Face to Face with Librarians and Teachers
The recent resurgence in independent bookstores is a sign that booklovers are eager to interact with book experts and learn about great new titles from experts in person. With a format that is increasingly driven by digital sales, finding opportunities for audiobook publishers to interact directly with selectors and influencers in the library and school markets may seem elusive. Here are a few proven avenues to give you and your narrators face-to-face time with teachers and librarians.
Read to Succeed/Read in the Schools Celebrations Most school systems sponsor a day or week during the school year to focus on the benefits of reading aloud. They invite parents and community leaders to visit classrooms and share books in person. Often, the school librarian is the pointperson for these celebrations. Consider offering a narrator or narrators to participate, especially if there is a spotlight school where local media efforts are concentrated.
Parent-Teacher Organizations are always on the lookout for interesting and impactful programming. Many parents have the desire but not the confidence or the skillset for successful reading aloud. What better person to lead a workshop than an audiobook narrator? A narrator can cover book choice, developing character voices, and more in a fresh and interesting way.
Do you have some overstock of physical audiobooks? Consider a donation to the spotlight school along with information about Sound Learning (insert URL here) to help teachers and parents understand the value of audiobooks.
Library Programs Get to know your local outreach and programming librarians and discuss opportunities for readings and workshops. These can range from poetry readings during April to readings of banned books, or even thematic readings such as reveling in the wonderfulness of Talk Like a Pirate Day (September 19) with readings of Treasure Island or Bad Pirate.
Local history can also be a gateway to a great narrator-led program. Whether it’s a colonial or Civil War tale or a shorter step to more recent events, an accomplished actor can make past moments come alive.
State and local library systems often host staff development days. Audiobooks, as a proven circulation-booster, can make for great programming whether it’s a deep dive into how an audiobook is produced, an educator or librarian fan sharing the advantages of the format, or an audiobook narrator explaining the preparation and recording processes.
Librarian and Teacher Conferences Librarians and teachers love to gather and share best practices on the national, regional, state, and local levels. Reach out to those conferences located or coming to your community with programming ideas such as those listed above. Be sure to request Sound Learning resources to share whenever you are talking with librarians, teachers, and the general public. Consider exhibiting in conferences and provide some type of takeaway so attendees can experience your excellent audiobooks for themselves with free CDs, promo codes or QR codes to free downloads, or sending a follow-up link to a free download shortly after the conference.

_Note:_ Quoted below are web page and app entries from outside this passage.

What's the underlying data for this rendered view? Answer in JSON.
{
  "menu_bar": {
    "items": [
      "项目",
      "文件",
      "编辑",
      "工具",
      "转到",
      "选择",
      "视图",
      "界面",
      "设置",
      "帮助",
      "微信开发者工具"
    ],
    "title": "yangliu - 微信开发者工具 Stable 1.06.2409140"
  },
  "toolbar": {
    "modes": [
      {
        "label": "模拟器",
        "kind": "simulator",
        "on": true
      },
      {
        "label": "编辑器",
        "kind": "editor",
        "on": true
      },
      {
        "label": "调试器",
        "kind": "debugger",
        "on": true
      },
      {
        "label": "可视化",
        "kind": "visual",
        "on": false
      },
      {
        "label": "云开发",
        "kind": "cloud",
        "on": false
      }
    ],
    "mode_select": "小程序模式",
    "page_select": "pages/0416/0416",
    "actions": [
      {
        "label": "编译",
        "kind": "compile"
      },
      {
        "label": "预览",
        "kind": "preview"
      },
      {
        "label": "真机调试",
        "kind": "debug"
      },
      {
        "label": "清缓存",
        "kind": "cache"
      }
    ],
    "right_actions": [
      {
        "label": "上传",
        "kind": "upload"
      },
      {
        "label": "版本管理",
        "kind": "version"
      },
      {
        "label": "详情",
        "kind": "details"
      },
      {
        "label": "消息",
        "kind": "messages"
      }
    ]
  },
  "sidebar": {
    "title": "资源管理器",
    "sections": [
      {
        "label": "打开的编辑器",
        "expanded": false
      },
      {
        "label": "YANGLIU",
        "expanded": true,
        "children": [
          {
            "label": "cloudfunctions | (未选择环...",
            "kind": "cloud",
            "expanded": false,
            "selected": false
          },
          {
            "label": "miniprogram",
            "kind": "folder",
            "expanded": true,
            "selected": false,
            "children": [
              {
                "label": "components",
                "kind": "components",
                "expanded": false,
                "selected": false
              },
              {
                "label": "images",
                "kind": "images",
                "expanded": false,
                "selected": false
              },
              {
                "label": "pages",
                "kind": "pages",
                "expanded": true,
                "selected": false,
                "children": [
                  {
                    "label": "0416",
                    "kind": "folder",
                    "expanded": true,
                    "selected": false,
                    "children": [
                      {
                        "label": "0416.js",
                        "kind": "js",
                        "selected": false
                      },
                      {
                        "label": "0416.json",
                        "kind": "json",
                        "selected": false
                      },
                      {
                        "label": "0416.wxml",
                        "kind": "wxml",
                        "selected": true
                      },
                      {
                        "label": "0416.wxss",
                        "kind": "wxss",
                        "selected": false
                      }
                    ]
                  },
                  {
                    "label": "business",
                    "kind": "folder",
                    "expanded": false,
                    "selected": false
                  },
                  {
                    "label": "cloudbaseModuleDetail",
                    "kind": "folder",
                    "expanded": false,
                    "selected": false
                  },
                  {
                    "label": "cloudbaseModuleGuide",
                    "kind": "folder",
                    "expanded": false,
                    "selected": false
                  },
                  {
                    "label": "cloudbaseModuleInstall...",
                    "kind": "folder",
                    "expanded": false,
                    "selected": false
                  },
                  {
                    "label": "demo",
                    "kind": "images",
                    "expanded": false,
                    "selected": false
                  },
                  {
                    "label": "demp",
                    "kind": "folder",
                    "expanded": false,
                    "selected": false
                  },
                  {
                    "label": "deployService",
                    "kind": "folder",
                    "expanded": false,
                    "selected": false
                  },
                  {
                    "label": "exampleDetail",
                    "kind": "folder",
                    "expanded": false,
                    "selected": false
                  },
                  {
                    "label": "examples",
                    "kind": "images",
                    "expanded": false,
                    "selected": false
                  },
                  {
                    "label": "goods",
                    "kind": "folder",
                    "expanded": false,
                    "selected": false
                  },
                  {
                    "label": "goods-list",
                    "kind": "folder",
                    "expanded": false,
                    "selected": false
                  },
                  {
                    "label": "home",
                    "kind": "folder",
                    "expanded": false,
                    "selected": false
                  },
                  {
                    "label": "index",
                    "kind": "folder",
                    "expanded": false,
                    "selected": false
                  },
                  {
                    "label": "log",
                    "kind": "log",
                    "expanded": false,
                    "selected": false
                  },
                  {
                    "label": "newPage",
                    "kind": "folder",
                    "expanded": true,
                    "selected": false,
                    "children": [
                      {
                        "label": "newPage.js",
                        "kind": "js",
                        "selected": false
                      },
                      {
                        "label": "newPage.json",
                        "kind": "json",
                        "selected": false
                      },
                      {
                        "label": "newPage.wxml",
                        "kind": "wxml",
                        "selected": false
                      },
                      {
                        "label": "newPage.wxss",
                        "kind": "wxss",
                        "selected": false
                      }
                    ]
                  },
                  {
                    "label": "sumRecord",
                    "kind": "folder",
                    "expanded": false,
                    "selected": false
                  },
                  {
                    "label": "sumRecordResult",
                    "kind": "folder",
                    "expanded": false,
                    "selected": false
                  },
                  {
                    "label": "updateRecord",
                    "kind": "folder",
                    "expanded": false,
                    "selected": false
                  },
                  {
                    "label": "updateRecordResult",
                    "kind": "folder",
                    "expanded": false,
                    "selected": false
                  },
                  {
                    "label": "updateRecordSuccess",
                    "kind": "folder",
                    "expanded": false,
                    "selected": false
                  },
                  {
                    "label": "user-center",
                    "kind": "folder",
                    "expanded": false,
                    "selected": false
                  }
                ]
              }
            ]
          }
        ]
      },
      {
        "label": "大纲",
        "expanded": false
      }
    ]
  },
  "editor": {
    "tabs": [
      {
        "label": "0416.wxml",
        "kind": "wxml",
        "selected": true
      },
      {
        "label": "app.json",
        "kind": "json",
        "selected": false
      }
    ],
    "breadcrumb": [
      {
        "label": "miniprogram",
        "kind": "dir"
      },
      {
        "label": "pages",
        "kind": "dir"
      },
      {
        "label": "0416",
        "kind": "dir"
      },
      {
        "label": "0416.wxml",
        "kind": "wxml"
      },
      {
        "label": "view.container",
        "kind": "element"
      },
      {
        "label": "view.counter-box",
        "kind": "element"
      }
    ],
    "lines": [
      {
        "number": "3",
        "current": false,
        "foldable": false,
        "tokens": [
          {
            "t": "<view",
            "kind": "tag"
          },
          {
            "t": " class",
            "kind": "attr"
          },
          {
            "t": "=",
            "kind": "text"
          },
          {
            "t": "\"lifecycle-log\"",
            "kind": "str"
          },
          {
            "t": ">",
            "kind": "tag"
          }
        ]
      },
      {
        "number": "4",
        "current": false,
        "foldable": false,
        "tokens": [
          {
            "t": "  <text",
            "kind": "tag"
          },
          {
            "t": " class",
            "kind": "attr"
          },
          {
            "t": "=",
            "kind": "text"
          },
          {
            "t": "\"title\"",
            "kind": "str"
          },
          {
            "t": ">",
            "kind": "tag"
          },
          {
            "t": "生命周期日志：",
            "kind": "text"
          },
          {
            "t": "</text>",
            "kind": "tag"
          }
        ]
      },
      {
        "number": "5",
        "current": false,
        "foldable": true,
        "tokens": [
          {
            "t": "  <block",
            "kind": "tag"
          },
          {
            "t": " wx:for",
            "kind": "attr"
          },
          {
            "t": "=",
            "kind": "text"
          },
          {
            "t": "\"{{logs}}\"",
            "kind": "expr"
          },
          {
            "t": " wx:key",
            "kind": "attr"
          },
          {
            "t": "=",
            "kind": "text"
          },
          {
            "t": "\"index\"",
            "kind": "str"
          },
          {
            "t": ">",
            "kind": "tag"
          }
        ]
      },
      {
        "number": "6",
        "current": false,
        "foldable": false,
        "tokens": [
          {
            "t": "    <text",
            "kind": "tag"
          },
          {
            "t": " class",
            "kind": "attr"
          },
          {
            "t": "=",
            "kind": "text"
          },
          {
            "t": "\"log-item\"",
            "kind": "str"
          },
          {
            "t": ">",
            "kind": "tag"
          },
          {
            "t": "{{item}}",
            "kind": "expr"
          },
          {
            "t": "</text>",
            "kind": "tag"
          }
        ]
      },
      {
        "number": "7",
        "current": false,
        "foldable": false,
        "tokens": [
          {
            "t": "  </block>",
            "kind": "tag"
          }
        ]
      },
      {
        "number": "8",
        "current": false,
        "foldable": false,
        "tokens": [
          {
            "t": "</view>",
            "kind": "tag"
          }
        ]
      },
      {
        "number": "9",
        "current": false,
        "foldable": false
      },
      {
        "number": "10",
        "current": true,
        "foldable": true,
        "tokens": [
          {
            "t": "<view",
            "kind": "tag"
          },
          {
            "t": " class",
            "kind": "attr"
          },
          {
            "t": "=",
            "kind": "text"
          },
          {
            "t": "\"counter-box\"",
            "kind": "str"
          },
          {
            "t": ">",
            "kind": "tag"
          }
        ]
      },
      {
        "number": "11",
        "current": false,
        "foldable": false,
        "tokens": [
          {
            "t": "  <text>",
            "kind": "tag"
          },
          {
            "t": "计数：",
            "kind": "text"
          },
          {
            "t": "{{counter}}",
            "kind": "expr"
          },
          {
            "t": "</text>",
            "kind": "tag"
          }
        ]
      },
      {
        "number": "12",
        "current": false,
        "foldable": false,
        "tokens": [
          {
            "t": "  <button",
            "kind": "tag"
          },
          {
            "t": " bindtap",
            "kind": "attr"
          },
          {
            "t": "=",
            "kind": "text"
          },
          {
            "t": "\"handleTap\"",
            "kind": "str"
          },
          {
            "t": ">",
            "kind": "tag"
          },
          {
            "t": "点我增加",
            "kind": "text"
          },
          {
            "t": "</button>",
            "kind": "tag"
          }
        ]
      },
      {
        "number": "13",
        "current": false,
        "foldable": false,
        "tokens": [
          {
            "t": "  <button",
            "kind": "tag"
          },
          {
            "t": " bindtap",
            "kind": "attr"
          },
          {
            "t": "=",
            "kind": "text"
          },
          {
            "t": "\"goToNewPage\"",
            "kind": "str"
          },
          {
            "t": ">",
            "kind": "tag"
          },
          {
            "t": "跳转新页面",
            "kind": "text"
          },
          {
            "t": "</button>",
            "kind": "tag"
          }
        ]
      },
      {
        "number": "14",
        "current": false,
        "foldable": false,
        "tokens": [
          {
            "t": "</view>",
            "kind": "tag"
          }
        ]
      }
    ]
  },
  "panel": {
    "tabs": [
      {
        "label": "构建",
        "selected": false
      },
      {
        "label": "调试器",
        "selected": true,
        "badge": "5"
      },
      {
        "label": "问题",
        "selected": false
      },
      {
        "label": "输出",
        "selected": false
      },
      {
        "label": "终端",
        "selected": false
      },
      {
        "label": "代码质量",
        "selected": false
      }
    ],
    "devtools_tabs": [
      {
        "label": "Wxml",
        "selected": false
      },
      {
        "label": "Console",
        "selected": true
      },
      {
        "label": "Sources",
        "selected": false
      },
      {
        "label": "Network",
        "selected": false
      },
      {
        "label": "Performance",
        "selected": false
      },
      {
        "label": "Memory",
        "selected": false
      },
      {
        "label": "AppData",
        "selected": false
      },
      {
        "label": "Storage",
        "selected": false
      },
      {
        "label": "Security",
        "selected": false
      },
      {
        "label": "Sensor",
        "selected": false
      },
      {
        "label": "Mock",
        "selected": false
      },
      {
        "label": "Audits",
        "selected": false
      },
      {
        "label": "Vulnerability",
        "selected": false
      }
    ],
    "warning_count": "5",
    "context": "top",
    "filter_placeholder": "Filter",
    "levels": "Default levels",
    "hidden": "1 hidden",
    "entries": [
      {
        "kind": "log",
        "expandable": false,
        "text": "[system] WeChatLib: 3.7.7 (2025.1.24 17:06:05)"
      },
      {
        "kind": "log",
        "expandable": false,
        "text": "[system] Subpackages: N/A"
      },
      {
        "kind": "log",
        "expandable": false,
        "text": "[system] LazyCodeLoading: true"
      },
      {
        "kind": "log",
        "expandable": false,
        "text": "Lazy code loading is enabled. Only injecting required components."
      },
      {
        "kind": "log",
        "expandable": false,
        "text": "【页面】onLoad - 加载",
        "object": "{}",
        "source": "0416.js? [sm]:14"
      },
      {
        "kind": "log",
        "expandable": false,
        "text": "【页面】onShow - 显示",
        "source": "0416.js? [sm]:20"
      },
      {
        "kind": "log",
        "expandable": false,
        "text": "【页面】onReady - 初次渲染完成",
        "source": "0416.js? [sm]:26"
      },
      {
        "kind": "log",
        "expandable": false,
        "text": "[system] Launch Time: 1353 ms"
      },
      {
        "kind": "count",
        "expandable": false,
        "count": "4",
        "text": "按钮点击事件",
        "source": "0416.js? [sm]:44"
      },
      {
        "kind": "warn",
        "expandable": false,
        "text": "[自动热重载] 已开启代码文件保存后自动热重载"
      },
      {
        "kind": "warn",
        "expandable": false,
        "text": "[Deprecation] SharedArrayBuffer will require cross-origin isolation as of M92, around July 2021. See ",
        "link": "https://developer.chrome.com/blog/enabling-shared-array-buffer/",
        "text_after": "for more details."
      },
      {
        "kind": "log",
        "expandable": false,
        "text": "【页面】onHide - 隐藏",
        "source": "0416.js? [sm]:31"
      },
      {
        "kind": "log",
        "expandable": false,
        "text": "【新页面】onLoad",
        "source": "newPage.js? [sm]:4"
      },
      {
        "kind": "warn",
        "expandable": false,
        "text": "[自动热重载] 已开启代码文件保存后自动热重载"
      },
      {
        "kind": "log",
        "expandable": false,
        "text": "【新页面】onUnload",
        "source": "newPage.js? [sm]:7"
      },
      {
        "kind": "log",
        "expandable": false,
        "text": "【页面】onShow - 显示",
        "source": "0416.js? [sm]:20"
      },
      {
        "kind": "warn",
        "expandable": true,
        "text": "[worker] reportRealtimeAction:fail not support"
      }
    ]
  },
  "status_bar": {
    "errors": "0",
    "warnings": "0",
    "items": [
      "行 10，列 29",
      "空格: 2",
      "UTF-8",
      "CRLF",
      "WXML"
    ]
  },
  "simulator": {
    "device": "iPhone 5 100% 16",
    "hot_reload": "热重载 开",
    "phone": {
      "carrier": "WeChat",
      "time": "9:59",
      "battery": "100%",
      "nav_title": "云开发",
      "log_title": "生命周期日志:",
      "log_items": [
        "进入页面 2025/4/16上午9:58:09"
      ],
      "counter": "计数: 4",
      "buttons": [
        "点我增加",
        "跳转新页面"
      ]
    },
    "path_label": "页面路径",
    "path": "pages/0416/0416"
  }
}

The most audio-friendly teacher and librarian conferences are the American Library Association Annual Conference and Midwinter Meetings, the Public Library Association conference, the International Literacy Association conference, the National Council for Teachers of English gathering, and the Texas Library Association conference. If your time and budget don’t allow you to attend any or all of these, consider Publisher Spotlight as a way to have a presence and know that audiobook advocates are talking up your talking books. Email firstname.lastname@example.org if you would like to learn more.
Relationship marketing takes time and energy, but the results can have long lasting benefits as a bit of face-to-face interaction with gatekeepers may lead to a lifelong love of listening for their students and customers.